“Astonishing, isn’t it?” says Eric Adelberger, the coordinator of several gravity experiments taking place in a laboratory at the University of Washington, Seattle. “But it wouldn’t be astonishing if you tried to do it”—if you tried to test gravity at distances shorter than a millimeter. Testing gravity isn’t simply a matter of putting two objects close to each other and measuring the attraction between them. All sorts of other things may be exerting a gravitational influence.
“There’s metal here,” Adelberger says, pointing to a nearby instrument. “There’s a hillside over here”—waving toward some point past the concrete wall that encircles the laboratory. “There’s a lake over there.” There’s also the groundwater level in the soil, which changes every time it rains. Then there’s the rotation of the Earth, the position of the Sun, the dark matter at the heart of our galaxy.
Over the past decade the Seattle team has measured the gravitational attraction between two objects at smaller and smaller distances, down to 56 microns (or 1/500 of an inch), just to make sure that Einstein’s equations for gravity hold true at the shortest distances, too. So far, they do.
But even Einstein recognized that his theory of general relativity didn’t entirely explain the universe. He spent the last 30 years of his life trying to reconcile his physics of the very big with the physics of the very small—quantum mechanics. He failed.
Theorists have come up with all sorts of possibilities in an attempt to reconcile general relativity with quantum mechanics: parallel universes, colliding universes, bubble universes, universes with extra dimensions, universes that eternally reproduce, universes that bounce from Big Bang to Big Crunch to Big Bang.
Adam Riess, an astronomer who collaborated with Brian Schmidt on the discovery of dark energy, says he looks every day at an Internet site (xxx.lanl.gov/archive/astro-ph) where scientists post their analyses to see what new ideas are out there. “Most of them are pretty kooky,” he says. “But it’s possible that somebody will come out with a deep theory.”
For all its advances, astronomy turns out to have been laboring under an incorrect, if reasonable, assumption: what you see is what you get.

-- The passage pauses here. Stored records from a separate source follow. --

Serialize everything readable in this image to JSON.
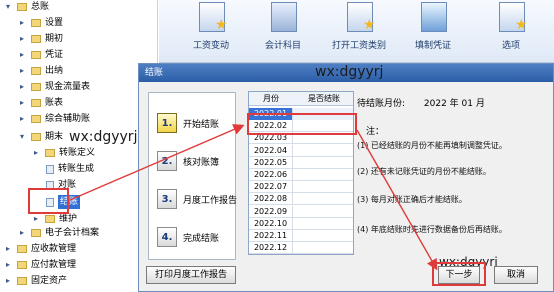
{
  "tree": {
    "items": [
      {
        "label": "总账",
        "type": "folder-open"
      },
      {
        "label": "设置",
        "type": "folder"
      },
      {
        "label": "期初",
        "type": "folder"
      },
      {
        "label": "凭证",
        "type": "folder"
      },
      {
        "label": "出纳",
        "type": "folder"
      },
      {
        "label": "现金流量表",
        "type": "folder"
      },
      {
        "label": "账表",
        "type": "folder"
      },
      {
        "label": "综合辅助账",
        "type": "folder"
      },
      {
        "label": "期末",
        "type": "folder-open"
      },
      {
        "label": "转账定义",
        "type": "folder"
      },
      {
        "label": "转账生成",
        "type": "leaf"
      },
      {
        "label": "对账",
        "type": "leaf"
      },
      {
        "label": "结账",
        "type": "leaf"
      },
      {
        "label": "维护",
        "type": "folder"
      },
      {
        "label": "电子会计档案",
        "type": "folder"
      },
      {
        "label": "应收款管理",
        "type": "folder"
      },
      {
        "label": "应付款管理",
        "type": "folder"
      },
      {
        "label": "固定资产",
        "type": "folder"
      }
    ],
    "watermark": "wx:dgyyrj"
  },
  "toolbar": {
    "buttons": [
      {
        "label": "工资变动",
        "icon": "payroll-icon"
      },
      {
        "label": "会计科目",
        "icon": "ledger-icon"
      },
      {
        "label": "打开工资类别",
        "icon": "open-folder-icon"
      },
      {
        "label": "填制凭证",
        "icon": "voucher-icon"
      },
      {
        "label": "选项",
        "icon": "options-icon"
      }
    ]
  },
  "dialog": {
    "title": "结账",
    "watermark": "wx:dgyyrj",
    "steps": [
      {
        "num": "1.",
        "label": "开始结账"
      },
      {
        "num": "2.",
        "label": "核对账簿"
      },
      {
        "num": "3.",
        "label": "月度工作报告"
      },
      {
        "num": "4.",
        "label": "完成结账"
      }
    ],
    "table": {
      "headers": [
        "月份",
        "是否结账"
      ],
      "rows": [
        "2022.01",
        "2022.02",
        "2022.03",
        "2022.04",
        "2022.05",
        "2022.06",
        "2022.07",
        "2022.08",
        "2022.09",
        "2022.10",
        "2022.11",
        "2022.12"
      ]
    },
    "info": {
      "pending_label": "待结账月份:",
      "pending_value": "2022 年 01 月",
      "note_heading": "注：",
      "notes": [
        "(1) 已经结账的月份不能再填制调整凭证。",
        "(2) 还有未记账凭证的月份不能结账。",
        "(3) 每月对账正确后才能结账。",
        "(4) 年底结账时先进行数据备份后再结账。"
      ]
    },
    "buttons": {
      "print_report": "打印月度工作报告",
      "next": "下一步",
      "cancel": "取消"
    },
    "watermark2": "wx:dgyyrj"
  },
  "colors": {
    "annotation": "#e03b3b",
    "selection": "#3972d6",
    "title_bar": "#2b5ea8"
  }
}
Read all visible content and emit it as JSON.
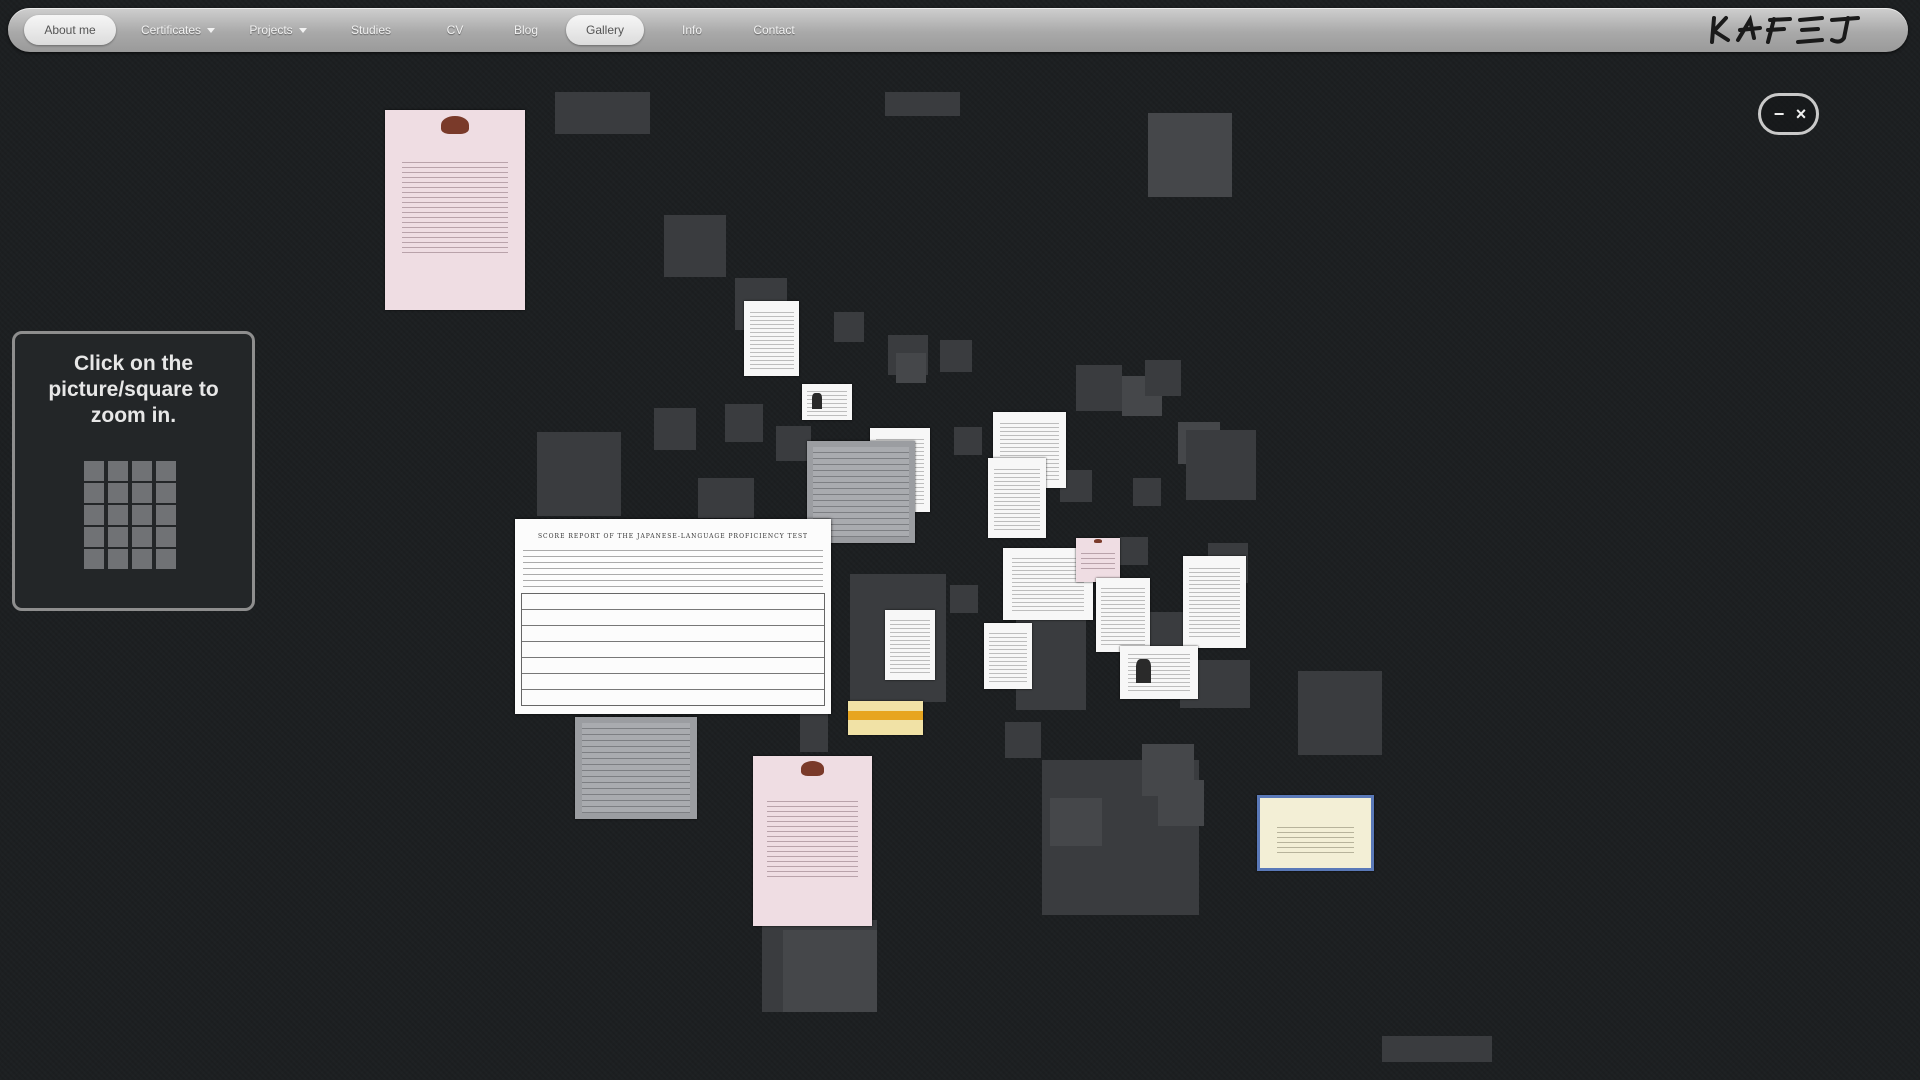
{
  "nav": {
    "items": [
      {
        "label": "About me",
        "active": true,
        "dropdown": false
      },
      {
        "label": "Certificates",
        "active": false,
        "dropdown": true
      },
      {
        "label": "Projects",
        "active": false,
        "dropdown": true
      },
      {
        "label": "Studies",
        "active": false,
        "dropdown": false
      },
      {
        "label": "CV",
        "active": false,
        "dropdown": false
      },
      {
        "label": "Blog",
        "active": false,
        "dropdown": false
      },
      {
        "label": "Gallery",
        "active": true,
        "dropdown": false
      },
      {
        "label": "Info",
        "active": false,
        "dropdown": false
      },
      {
        "label": "Contact",
        "active": false,
        "dropdown": false
      }
    ],
    "logo": "KAFEJ"
  },
  "window_controls": {
    "minimize": "−",
    "close": "×"
  },
  "help": {
    "text": "Click on the picture/square to zoom in."
  },
  "gallery": {
    "score_report_title": "SCORE REPORT OF THE JAPANESE-LANGUAGE PROFICIENCY TEST"
  },
  "colors": {
    "background": "#1c1f21",
    "square": "#3a3c3f",
    "nav_bar": "#b0b0b0"
  }
}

Now astronomers have to adapt to the idea that the universe is not the stuff of us—in the grand scheme of things, our species and our planet and our galaxy and everything we have ever seen are, as theoretical physicist Lawrence Krauss of Arizona State University has said, “a bit of pollution.”
Yet cosmologists tend not to be discouraged. “The really hard problems are great,” says Michael Turner, “because we know they’ll require a crazy new idea.” As Andreas Albrecht, a cosmologist at the University of California at Davis, said at a recent conference on dark energy: “If you put the timeline of the history of science before me and I could choose any time and field, this is where I’d want to be.”
Richard Panek wrote about Einstein for Smithsonian in 2005. His book on dark matter and dark energy will appear in 2011.